TTAB Dismisses 2(d) Opposition: "UNCLE DUTCH" Not Confusingly Similar to "VON DUTCH"
Applicant Richard M. Betts, nephew of the late Kenneth Howard, who was also known as "Von Dutch," survived a Section 2(d) challenge to his application to register the mark UNCLE DUTCH for jewelry. Opposer Von Dutch Originals, LLC relied on three registrations for the mark VON DUTCH (in block-letter and stylized form) for clothing, stationery, and eyewear, but its evidentiary offerings fell short of proving likelihood of confusion. Von Dutch Originals, LLC v. Betts, Opposition No. 91159477 (April 6, 2006) [not citable].
Opposer managed to get its three registrations into evidence, but it failed to prove its allegation of common law use of the VON DUTCH mark on jewelry. Opposer offered two declarations in its case-in-chief, but Applicant Betts successfully objected to their admissibility because there had been no stipulation to the submission of testimony by way of declaration. (See Rule 2.123(b)). The Board also rejected, sua sponte, Opposer's attempt to introduce its sales catalogue into evidence because the catalogue was not a "printed publication" under Rule 2.122(e) and therefore could not be introduced via a mere notice of reliance.
Turning to the substantive issues, the Board noted Applicant's claim that he adopted the UNCLE DUTCH mark because his uncle was a "big influence on him." Betts "clearly knew that his uncle's business alias was 'Von Dutch," although it was not clear how much Betts knew about Opposer's VON DUTCH trademark registrations.

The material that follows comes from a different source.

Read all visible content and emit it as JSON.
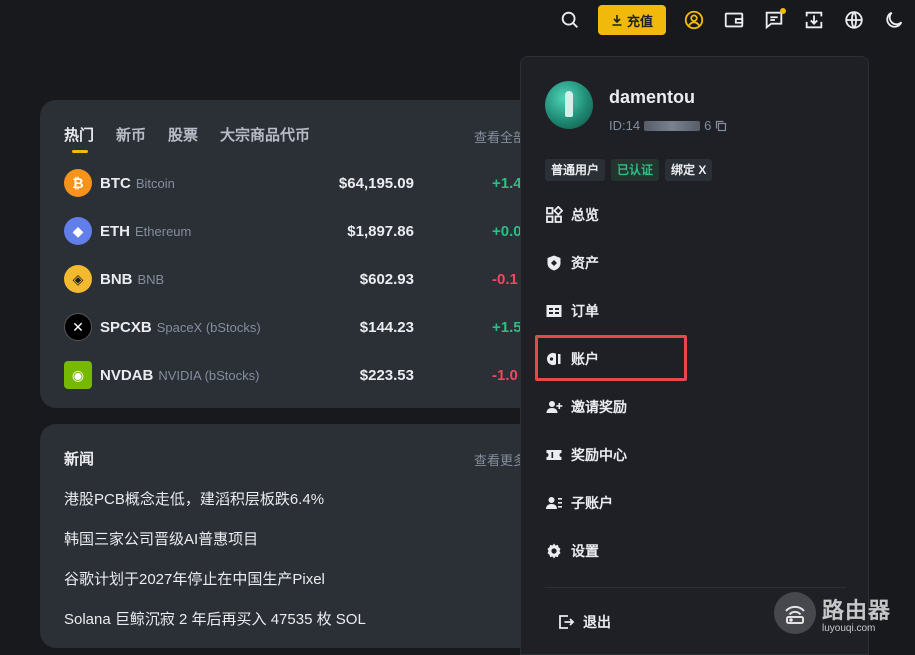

The Board then rolled through the duPont factors. As to the marks, the Board found that the "prominent first words in these marks create critical differences." As to sound, "the difference is sharply accentuated." As to sight, "the first word at once distinguishes the marks." Moreover, the Board agreed with Applicant that "UNCLE DUTCH sound like an informal name for a family member while VON DUTCH sounds like a Germanic surname." Therefore, the commercial impression created by the marks "would be one of contrast rather than of similarity." In sum, the Board found the marks so different that "even if the goods ... were more closely related," Von Dutch still would not win.
As to the strength of the VON DUTCH mark, Opposer claimed that the mark is "well known" by reason of media coverage and substantial sales," but no such evidence was properly made of record. Indeed, the Board found "no evidence suggesting either that registrant's mark is a weak mark as applied to registrant's goods, or contrariwise, that it is especially strong." Thus this factor was neutral.
With regard to the goods, Von Dutch "submitted no evidence in this record to demonstrate the relationship of jewelry to clothing, stationery or eyewear." [Opposer filed an application to register VON DUTCH for jewelry, which matured into a registration in January 2006, but the documents were never made of record.] Thus this factor favored Applicant Betts.
Finally, the Board looked to the 13th duPont factor, which focuses on "any other established fact probative of the effect of use." Opposer argued that Betts was "clearly trying to trade off the good will associated with the VON DUTCH mark and that he filed the involved application in bad faith." Opposer pointed out that Betts sells jewelry that incorporates his uncle's distinctive "flying eye" design, that he makes many reference to the work and legacy of Von Dutch, that the motifs on Bett's goods explicity draw on his uncle's "style and history," that at times the UNCLE DUTCH mark is presented in a font that mimics the VON DUTCH font, and that Betts filed and then abandoned an application for the mark UNCLE VON DUTCH. The Board was slightly moved, but not much:
"While our decision here should not be read as approving of Mr. Betts' business practices, our determination focuses only on the registrability of the mark UNCLE DUTCH for jewelry in light of claims of likelihood of confusion with three of opposer's federal registrations. Another tribunal - having broader jurisdiction over acts of unfair competition and faced with a different record - might well hold differently based upon some of applicant's specific actions enumerated above." (slip op., pp. 16-17).
However, the Board was unable to find that Betts' adoption of the UNCLE DUTCH mark was in bad faith, or that he intentionally sought to trade on Von Dutch's good will. Betts' behavior "has not been shown to be sufficiently egregious to swing the balance under the duPont factors in opposer's favor."
The Board therefore dismissed the opposition.
TTABlog note: Von Dutch doesn't sound like a Germanic surname to me. Instead it reminds me of St. Louis Cardinal phenom Von McDaniel, who in 1957 pitched a two-hitter in his major league debut, and followed up with a one-hitter in his second start. By the next year he had hurt his arm, and his career was over.
Text Copyright John L. Welch 2006.